Rick at one time recommended many more parts in a portfolio. The bond recommendations as 60% Total Bond, 20% High Yield Junk Bonds, and 20% TIPS. I am not sure if he has simplified this since that time.
I am still recommending this portfolio: 60% BND, 20% VTIP, 20% VWEAX (or SHYG)

Rick Ferri
Thanks Rick. Interesting in terms of the Short Term TIPS index fund. I believe many years ago you had preferred and recommended the Vanguard Intermediate TIPS fund.
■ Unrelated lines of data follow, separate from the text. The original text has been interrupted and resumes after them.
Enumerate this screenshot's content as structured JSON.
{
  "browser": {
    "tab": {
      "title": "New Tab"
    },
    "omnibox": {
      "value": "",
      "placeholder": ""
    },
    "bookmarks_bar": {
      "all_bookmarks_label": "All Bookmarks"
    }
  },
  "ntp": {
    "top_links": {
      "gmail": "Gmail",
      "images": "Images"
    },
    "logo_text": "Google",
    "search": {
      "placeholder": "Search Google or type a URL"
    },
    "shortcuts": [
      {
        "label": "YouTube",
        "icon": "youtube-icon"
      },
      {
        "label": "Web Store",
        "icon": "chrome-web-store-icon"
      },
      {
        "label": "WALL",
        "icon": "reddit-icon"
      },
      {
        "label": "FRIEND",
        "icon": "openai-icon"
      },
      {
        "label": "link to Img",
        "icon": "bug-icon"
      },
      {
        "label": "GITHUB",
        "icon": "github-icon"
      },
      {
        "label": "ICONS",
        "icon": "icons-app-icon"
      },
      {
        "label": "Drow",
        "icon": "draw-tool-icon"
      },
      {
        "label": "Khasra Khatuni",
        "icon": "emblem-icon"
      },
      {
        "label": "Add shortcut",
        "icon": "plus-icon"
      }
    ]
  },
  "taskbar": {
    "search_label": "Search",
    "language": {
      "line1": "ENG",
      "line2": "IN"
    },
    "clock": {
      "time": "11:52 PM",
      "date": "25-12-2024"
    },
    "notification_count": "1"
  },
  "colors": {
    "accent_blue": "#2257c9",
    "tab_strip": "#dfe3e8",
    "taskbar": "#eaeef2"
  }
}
Are you thinking the Short Term TIPS fund aligns better with unexpected inflation as noted in Vanguard’s research?
That is correct.

Rick
The Education of an Index Investor: born in darkness, finds indexing enlightenment, overcomplicates everything, embraces simplicity.
User avatar
Topic Author
abuss368
Posts: 22030
Joined: Mon Aug 03, 2009 2:33 pm
Location: Where the water is warm, the drinks are cold, and I don't know the names of the players!
Contact:

Re: Starved & Searching for Yield???

Post by abuss368 »

Rick Ferri wrote: Sat Nov 21, 2020 12:02 pm
abuss368 wrote: Sat Nov 21, 2020 11:15 am
Rick Ferri wrote: Fri Nov 20, 2020 11:13 pm
abuss368 wrote: Sun Nov 15, 2020 9:53 pm
Rowan Oak wrote: Sun Nov 15, 2020 8:53 pm

His current recommendations are on his website: https://core-4.com/portfolios/
Rick at one time recommended many more parts in a portfolio. The bond recommendations as 60% Total Bond, 20% High Yield Junk Bonds, and 20% TIPS. I am not sure if he has simplified this since that time.
I am still recommending this portfolio: 60% BND, 20% VTIP, 20% VWEAX (or SHYG)

Rick Ferri
Thanks Rick. Interesting in terms of the Short Term TIPS index fund. I believe many years ago you had preferred and recommended the Vanguard Intermediate TIPS fund. Are you thinking the Short Term TIPS fund aligns better with unexpected inflation as noted in Vanguard’s research?
That is correct.

Rick
Awesome! That kind you for that clarification.
John C. Bogle: “Simplicity is the master key to financial success."
Post Reply